|ISO 80000-3||2006||Space and time||ISO 31-1 and ISO 31-2||under review|
|ISO 80000-4||2006||Mechanics||ISO 31-3||under review|
|ISO 80000-5||2007||Thermodynamics||ISO 31-4||under review|
|IEC 80000-6||2008||Electromagnetism||ISO 31-5||under review|
|ISO 80000-7||2008||Light||ISO 31-6||under review|
|ISO 80000-8||2007||Acoustics||ISO 31-7||under review|
|ISO 80000-9||2008||Physical chemistry and molecular physics||ISO 31-8||under review|
|ISO 80000-10||2009||Atomic and nuclear physics||ISO 31-9 and ISO 31-10||under review|
|ISO 80000-11||2008||Characteristic numbers||ISO 31-12||under review|
|ISO 80000-12||2009||Solid state physics||ISO 31-13||under review|
|IEC 80000-13||2008||Information science and technology||subclauses 3.8 and 3.9 of IEC 60027-2:2005||published|
|IEC 80000-14||2008||Telebiometrics related to human physiology||IEC 60027-7||withdrawn|
The 80000 standard currently has 14 parts.
ISO 80000-8:2007 specifies names, symbols for quantities and units of acoustics and provides definitions for these quantities and units. It supersedes ISO 31-7 and is under review. It has a foreword; introduction; scope; normative references; and names, symbols and definitions. The standard includes definitions of sound pressure, sound power and sound exposure, and their corresponding levels: sound pressure level, sound power level and sound exposure level. For example:

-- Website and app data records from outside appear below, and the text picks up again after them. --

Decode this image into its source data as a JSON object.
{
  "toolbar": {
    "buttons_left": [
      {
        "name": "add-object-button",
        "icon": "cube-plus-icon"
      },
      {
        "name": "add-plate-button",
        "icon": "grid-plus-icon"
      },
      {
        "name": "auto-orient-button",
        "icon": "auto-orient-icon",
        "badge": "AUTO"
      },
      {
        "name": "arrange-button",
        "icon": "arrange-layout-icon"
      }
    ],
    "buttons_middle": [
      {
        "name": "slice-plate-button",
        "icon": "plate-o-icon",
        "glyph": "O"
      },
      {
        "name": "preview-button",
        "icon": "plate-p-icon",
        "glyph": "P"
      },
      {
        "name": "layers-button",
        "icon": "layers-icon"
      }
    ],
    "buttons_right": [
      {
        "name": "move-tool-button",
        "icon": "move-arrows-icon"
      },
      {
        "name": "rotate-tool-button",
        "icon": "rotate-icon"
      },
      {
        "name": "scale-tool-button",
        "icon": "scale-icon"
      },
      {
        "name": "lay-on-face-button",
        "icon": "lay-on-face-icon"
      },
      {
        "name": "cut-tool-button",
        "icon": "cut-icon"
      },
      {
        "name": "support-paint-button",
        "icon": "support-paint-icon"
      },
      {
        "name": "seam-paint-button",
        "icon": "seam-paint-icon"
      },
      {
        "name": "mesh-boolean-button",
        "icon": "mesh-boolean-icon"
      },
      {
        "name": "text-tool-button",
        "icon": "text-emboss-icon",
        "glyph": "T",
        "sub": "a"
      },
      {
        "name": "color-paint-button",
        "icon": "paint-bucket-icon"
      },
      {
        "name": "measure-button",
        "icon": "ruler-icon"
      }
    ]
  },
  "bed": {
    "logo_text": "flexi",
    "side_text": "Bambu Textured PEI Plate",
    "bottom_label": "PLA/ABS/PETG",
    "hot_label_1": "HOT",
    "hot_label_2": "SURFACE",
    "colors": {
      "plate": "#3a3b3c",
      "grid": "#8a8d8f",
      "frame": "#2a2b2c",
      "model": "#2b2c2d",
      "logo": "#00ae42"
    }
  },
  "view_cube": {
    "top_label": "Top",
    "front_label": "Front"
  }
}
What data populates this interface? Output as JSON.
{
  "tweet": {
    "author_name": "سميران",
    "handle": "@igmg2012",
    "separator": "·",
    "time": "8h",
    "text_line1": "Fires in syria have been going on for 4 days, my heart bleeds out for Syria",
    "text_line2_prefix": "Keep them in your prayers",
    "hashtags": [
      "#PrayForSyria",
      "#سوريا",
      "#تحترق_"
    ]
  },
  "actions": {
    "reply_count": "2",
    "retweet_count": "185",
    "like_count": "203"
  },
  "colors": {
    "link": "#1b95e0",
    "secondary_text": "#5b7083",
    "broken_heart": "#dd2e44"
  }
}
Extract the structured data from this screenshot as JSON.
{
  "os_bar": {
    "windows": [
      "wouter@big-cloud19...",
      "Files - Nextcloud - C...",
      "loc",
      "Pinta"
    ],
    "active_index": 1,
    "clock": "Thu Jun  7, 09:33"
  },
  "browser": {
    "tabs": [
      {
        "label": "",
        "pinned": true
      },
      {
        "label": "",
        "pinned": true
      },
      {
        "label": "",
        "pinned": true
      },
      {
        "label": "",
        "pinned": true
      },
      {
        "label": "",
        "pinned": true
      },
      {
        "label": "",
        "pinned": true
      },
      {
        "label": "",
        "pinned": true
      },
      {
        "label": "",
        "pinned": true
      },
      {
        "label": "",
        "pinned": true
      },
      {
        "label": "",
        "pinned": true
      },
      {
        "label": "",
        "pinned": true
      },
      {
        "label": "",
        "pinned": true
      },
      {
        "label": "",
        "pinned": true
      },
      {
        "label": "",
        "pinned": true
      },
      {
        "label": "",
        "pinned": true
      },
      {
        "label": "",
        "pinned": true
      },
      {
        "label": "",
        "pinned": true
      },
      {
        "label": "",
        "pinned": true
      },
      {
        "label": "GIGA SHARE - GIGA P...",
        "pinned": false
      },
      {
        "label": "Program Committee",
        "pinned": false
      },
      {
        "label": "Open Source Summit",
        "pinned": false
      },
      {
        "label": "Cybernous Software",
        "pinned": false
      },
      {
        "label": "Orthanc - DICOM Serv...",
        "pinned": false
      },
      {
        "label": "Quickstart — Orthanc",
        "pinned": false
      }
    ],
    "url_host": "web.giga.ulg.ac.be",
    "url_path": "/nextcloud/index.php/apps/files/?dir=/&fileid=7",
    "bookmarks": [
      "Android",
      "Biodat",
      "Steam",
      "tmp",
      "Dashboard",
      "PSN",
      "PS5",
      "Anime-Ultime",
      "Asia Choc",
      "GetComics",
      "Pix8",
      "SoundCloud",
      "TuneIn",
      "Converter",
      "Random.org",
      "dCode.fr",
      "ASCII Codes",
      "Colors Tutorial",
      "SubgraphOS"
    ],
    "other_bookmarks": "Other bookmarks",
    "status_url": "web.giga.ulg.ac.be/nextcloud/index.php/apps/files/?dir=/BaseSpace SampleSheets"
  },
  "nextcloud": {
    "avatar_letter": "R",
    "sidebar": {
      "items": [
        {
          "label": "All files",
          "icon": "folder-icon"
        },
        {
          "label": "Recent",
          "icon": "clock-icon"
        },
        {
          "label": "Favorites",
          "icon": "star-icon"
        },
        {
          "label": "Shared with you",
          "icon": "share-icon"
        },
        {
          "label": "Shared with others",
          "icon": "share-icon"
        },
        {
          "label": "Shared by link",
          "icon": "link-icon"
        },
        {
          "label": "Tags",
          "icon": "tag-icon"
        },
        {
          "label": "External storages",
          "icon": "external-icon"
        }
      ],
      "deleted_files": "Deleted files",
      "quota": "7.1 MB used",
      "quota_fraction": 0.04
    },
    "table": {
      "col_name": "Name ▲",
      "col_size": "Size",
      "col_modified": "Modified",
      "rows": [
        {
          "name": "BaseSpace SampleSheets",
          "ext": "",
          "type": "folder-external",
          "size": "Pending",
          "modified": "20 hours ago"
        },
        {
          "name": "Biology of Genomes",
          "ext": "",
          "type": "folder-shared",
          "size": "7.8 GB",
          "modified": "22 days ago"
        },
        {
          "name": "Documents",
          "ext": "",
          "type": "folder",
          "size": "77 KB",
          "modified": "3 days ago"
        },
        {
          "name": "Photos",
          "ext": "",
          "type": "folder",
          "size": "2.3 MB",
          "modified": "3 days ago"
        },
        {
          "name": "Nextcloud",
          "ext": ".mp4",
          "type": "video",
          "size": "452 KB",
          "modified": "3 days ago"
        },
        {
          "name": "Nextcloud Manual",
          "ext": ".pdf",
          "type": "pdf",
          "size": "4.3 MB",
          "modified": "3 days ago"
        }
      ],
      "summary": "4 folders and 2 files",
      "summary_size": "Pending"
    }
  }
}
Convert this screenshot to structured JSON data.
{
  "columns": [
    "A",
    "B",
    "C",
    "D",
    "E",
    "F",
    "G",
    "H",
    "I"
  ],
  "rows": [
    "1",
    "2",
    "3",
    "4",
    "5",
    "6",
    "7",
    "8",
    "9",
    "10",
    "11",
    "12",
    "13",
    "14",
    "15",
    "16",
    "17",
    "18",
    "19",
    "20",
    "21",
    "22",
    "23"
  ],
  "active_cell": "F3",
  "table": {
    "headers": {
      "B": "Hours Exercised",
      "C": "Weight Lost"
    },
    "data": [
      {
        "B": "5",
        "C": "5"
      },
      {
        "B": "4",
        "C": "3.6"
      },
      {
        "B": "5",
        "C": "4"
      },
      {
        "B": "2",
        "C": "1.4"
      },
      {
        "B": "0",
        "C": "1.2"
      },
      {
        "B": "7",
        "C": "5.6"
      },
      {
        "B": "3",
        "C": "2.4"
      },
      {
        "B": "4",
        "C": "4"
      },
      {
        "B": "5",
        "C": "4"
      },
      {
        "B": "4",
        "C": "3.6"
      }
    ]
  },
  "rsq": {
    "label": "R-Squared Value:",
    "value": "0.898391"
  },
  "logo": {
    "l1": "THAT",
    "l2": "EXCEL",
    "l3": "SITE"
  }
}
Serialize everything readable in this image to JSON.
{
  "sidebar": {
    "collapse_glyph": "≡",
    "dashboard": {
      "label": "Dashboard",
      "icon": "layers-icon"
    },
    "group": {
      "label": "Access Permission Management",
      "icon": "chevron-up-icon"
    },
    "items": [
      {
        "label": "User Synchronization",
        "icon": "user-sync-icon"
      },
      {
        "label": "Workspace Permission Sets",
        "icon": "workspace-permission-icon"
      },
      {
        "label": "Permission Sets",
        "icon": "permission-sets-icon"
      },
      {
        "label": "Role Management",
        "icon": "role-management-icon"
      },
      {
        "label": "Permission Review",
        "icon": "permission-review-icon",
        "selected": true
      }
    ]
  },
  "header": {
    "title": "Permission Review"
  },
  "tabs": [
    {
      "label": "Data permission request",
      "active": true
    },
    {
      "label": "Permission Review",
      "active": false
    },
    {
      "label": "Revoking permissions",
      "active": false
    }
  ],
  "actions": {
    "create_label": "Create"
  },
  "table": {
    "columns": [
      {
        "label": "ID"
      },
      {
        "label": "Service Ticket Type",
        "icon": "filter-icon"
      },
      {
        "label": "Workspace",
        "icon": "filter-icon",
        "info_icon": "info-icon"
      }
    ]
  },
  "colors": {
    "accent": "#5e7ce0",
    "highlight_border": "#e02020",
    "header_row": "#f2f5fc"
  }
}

IEC 80000-13:2008 defines quantities and units used in information science, and specifies names and symbols for these quantities and units. The current edition was published in 2008, and replaces subclauses 3.8 and 3.9 of IEC 60027-2:2005 and IEC 60027-3. It has a scope; normative references; names, definitions and symbols; and prefixes for binary multiples. Quantities defined in this standard are:
Main article: International System of Quantities
Part 1 of ISO 80000 introduces the International System of Quantities and describes its relationship with the International System of Units (SI). Specifically, its introduction states "The system of quantities, including the relations among the quantities used as the basis of the units of the SI, is named the International System of Quantities, denoted 'ISQ', in all languages.", and further clarifies that "ISQ is simply a convenient notation to assign to the essentially infinite and continually evolving and expanding system of quantities and equations on which all of modern science and technology rests".
The standard includes all SI units but is not limited to only SI units. Units that form part of the standard but not the SI include the units of information storage (bit and byte), units of entropy (shannon, natural unit of information and hartley), the erlang (a unit of traffic intensity) and units of level (neper and decibel). The standard includes all SI prefixes as well as the binary prefixes kibi-, mebi-, gibi-, etc., originally introduced by the International Electrotechnical Commission to standardise binary multiples of byte such as mebibyte (MiB), for 10242 bytes, to distinguish them from their decimal counterparts such as megabyte (MB), for precisely one million (10002) bytes. In the standard, the application of the binary prefixes is not limited to units of information storage. For example, a frequency ten octaves above one hertz, i.e., 210 Hz (1024 Hz), is one kibihertz (1 KiHz).
These binary prefixes were standardized first in a 1999 addendum to IEC 60027-2. The harmonized IEC 80000-13:2008 standard cancels and replaces subclauses 3.8 and 3.9 of IEC 60027-2:2005, which had defined the prefixes for binary multiples. The only significant change in IEC 80000-13 is the addition of explicit definitions for some quantities.